Max Lawson, of the Robin Hood Tax Campaign, said: “This is proof that banks live in a parallel universe to the rest of us, paying billions in bonuses and unhampered by the inconvenience of paying tax.
“If banks paid their fair share we could avoid the worst of the cuts and help those hit hardest by the financial crisis they did nothing to cause.”
How the Guardian was gagged from revealing Barclays tax secrets
Bank giant failed to suppress details of its allegedly massive tax avoidance schemes
An attempt by Barclays to suppress details of its allegedly massive tax avoidance schemes two years ago ended in farce. The high street bank went to court in the middle of the night to gag the Guardian but was outmanoeuvred by free-spirited souls on the internet.
It showed the legal system struggling to keep documents secret even after they were freely available on the web.
The story emerged in March 2009 when a whistleblower leaked internal Barclays memos to the Liberal Democrat MP Vince Cable.
The memos – passed on to the newspaper – described how a 2007 scheme called Project Knight proposed to save tax by manipulating loans totalling more than $16bn (£9.8bn), through a web of firms in the Cayman Islands, Luxembourg and the United States.
The memos also quoted advice from lawyers on how to blunt any challenges from HM Revenue & Customs. The whistleblower alleged: “It is a commonly held view that no agency in the US or the UK has the resources or the commitment to challenge [Barclays].”
Freshfields, Barclays’ lawyers, toiled into the night to compel the Guardian to remove the documents from the website. Geraldine Proudler, a solicitor acting for the Guardian, was woken by a high court judge telephoning at 2am and asked to justify their publication. At 2.31am, Mr Justice Ouseley, over the phone, ordered that the documents be removed from the website, by which time 127 people had read them.
Later that day, Barclays went to court to argue that the documents should be permanently removed, accusing the Guardian of “vigilante journalism” by publishing the documents to “the entire country” rather than merely to regulators.
The Guardian documents disclosed seven tax avoidance schemes operated by Barclays. Many of them were devised by structured capital markets boss Michael Keeley. They involved more than £20bn of loans typically shuttled between entities in Luxembourg and the Caymans, designed to generate hundreds of millions of pounds of tax reliefs, the proceeds frequently shared with US banks..

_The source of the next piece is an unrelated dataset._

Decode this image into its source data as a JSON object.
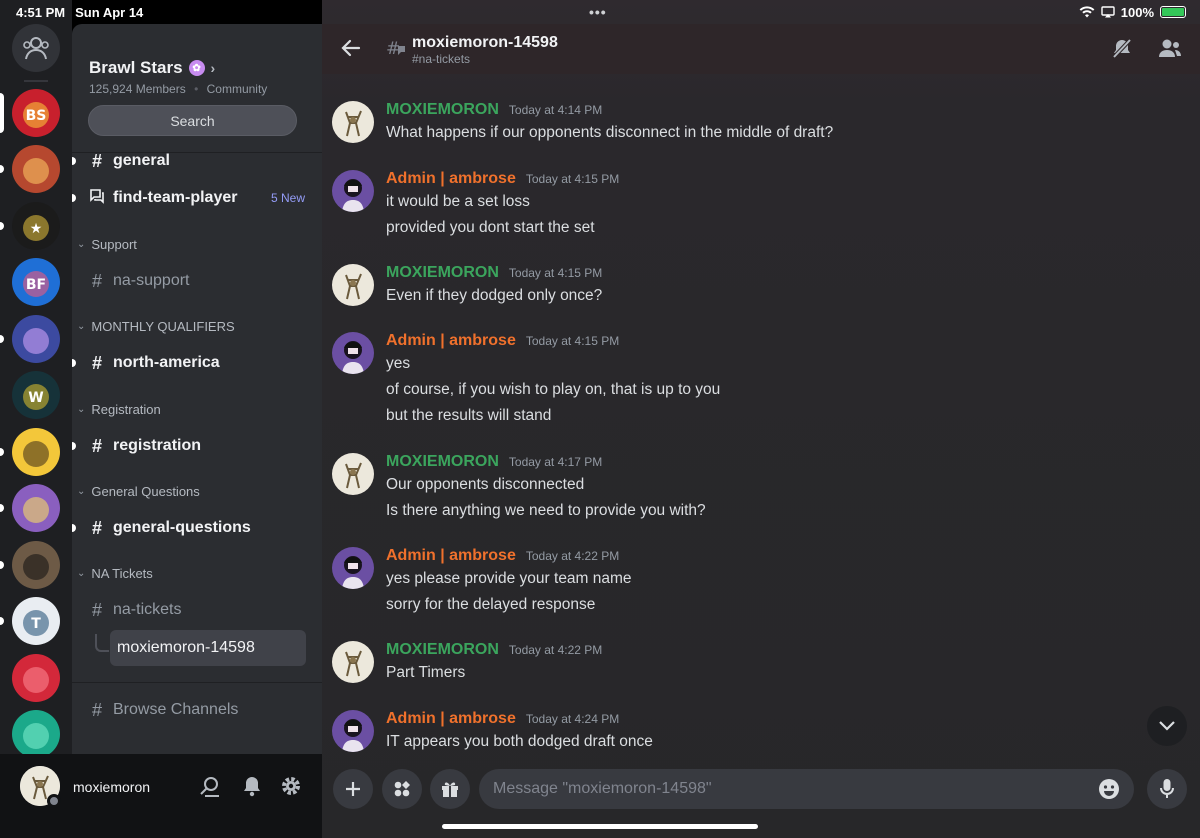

Alan Rusbridger, the Guardian’s editor, told the court that the documents “revealed at first hand the processes involved in structuring extremely complex and artificial tax avoidance vehicles; how lawyers and accountants worked together to exploit loopholes in government legislation; and the degree to which they are sanctioned at the highest levels within Barclays”.

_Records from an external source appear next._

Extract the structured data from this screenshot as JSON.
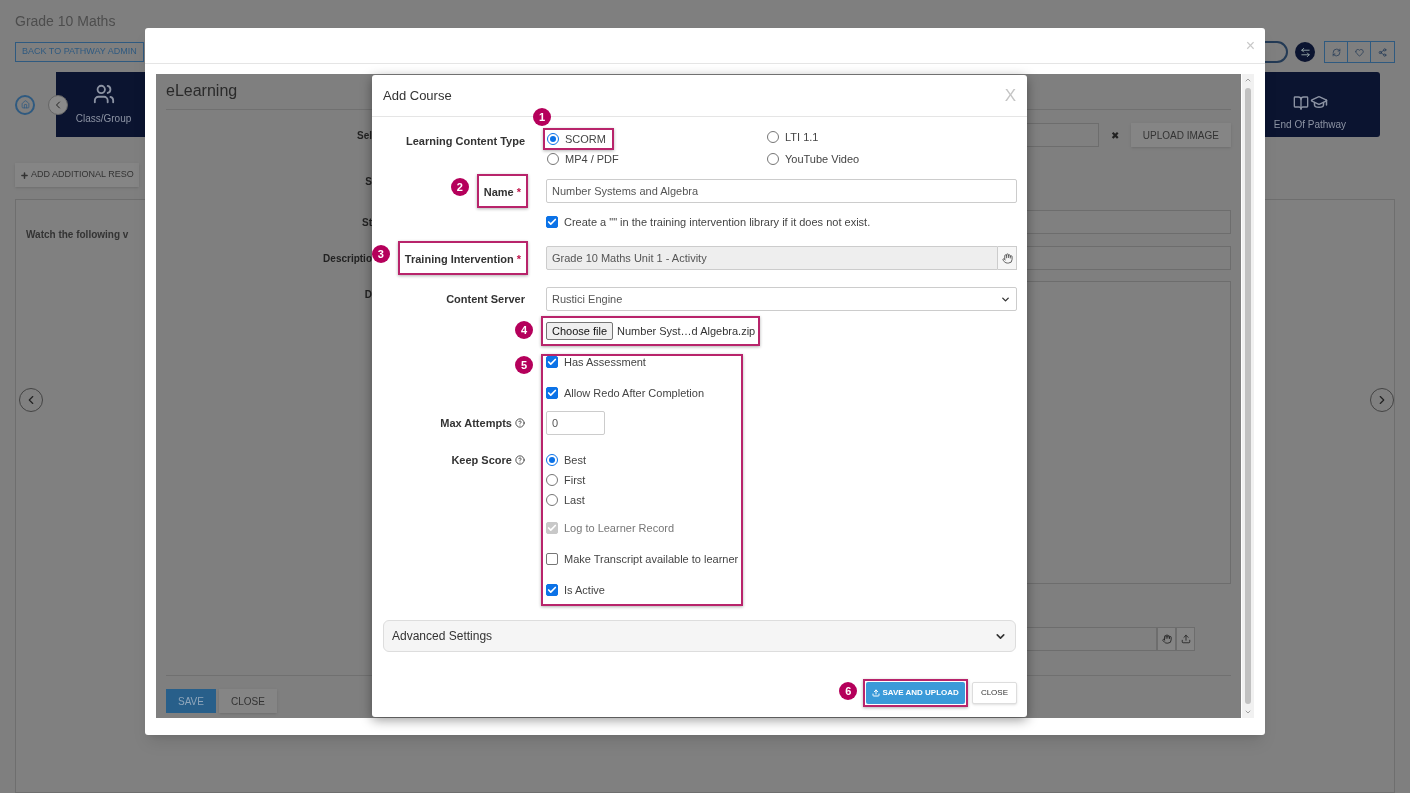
{
  "page": {
    "title": "Grade 10 Maths",
    "back_button": "BACK TO PATHWAY ADMIN",
    "tiles": [
      {
        "label": "Class/Group"
      },
      {
        "label": "End Of Pathway"
      }
    ],
    "add_button": "ADD ADDITIONAL RESO",
    "card_text": "Watch the following v"
  },
  "outer_modal": {
    "close": "×",
    "panel_title": "eLearning",
    "labels": [
      "Sel",
      "S",
      "St",
      "Descriptio",
      "D"
    ],
    "upload_button": "UPLOAD IMAGE",
    "clear": "✖",
    "save_button": "SAVE",
    "close_button": "CLOSE"
  },
  "dialog": {
    "title": "Add Course",
    "close": "X",
    "content_type": {
      "label": "Learning Content Type",
      "options": [
        {
          "label": "SCORM",
          "selected": true,
          "badge": "1"
        },
        {
          "label": "LTI 1.1",
          "selected": false
        },
        {
          "label": "MP4 / PDF",
          "selected": false
        },
        {
          "label": "YouTube Video",
          "selected": false
        }
      ]
    },
    "name": {
      "label": "Name",
      "required_mark": "*",
      "value": "Number Systems and Algebra",
      "badge": "2"
    },
    "create_checkbox": {
      "label": "Create a \"\" in the training intervention library if it does not exist.",
      "checked": true
    },
    "training_intervention": {
      "label": "Training Intervention",
      "required_mark": "*",
      "value": "Grade 10 Maths Unit 1 - Activity",
      "badge": "3"
    },
    "content_server": {
      "label": "Content Server",
      "value": "Rustici Engine"
    },
    "file": {
      "button": "Choose file",
      "filename": "Number Syst…d Algebra.zip",
      "badge": "4"
    },
    "assessment": {
      "badge": "5",
      "rows": [
        {
          "kind": "checkbox",
          "label": "Has Assessment",
          "checked": true,
          "disabled": false
        },
        {
          "kind": "checkbox",
          "label": "Allow Redo After Completion",
          "checked": true,
          "disabled": false
        },
        {
          "kind": "number",
          "label": "Max Attempts",
          "value": "0"
        },
        {
          "kind": "radio",
          "label": "Keep Score",
          "options": [
            {
              "label": "Best",
              "selected": true
            },
            {
              "label": "First",
              "selected": false
            },
            {
              "label": "Last",
              "selected": false
            }
          ]
        },
        {
          "kind": "checkbox",
          "label": "Log to Learner Record",
          "checked": true,
          "disabled": true
        },
        {
          "kind": "checkbox",
          "label": "Make Transcript available to learner",
          "checked": false,
          "disabled": false
        },
        {
          "kind": "checkbox",
          "label": "Is Active",
          "checked": true,
          "disabled": false
        }
      ]
    },
    "advanced": {
      "label": "Advanced Settings",
      "expanded": false
    },
    "save_button": {
      "label": "SAVE AND UPLOAD",
      "badge": "6"
    },
    "close_button": "CLOSE"
  }
}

At the end of a two-day hearing, Mr Justice Blake ruled that the ban remain, even though the memos were circulating around the web. Anyone could find them within minutes on sites such as WikiLeaks, but he did not accept that all confidentiality had been destroyed.

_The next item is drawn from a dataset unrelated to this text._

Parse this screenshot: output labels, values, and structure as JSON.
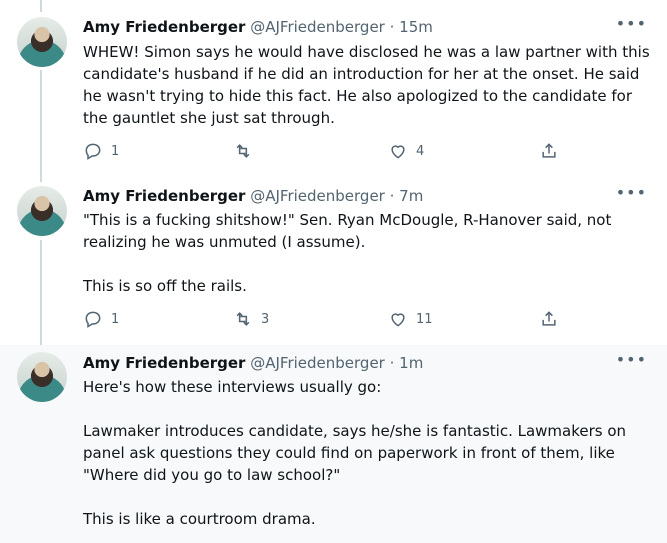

He also believed that the Guardian was not justified under the Human Rights Act in publishing the unexpurgated documents containing legal advice and other confidential matters.
He specifically ordered the Guardian and other media not to “incite” or even “encourage” their readers to go to other websites to view the documents. Out on the internet, however, members of the public were busy discussing and copying the documents for themselves.
This absurdity was ridiculed a week later by a peer, Matthew Oakeshott, who was then Lib Dem Treasury spokesman. He used parliamentary privilege to tell the public what newspapers could not, when he outlined the case to his fellow peers in the Lords.
It left the Guardian able to report that Oakeshott was advising the public where to find the documents, but still complying with the judge’s instruction to prevent the electronic whereabouts of the Barclays documents becoming widely known.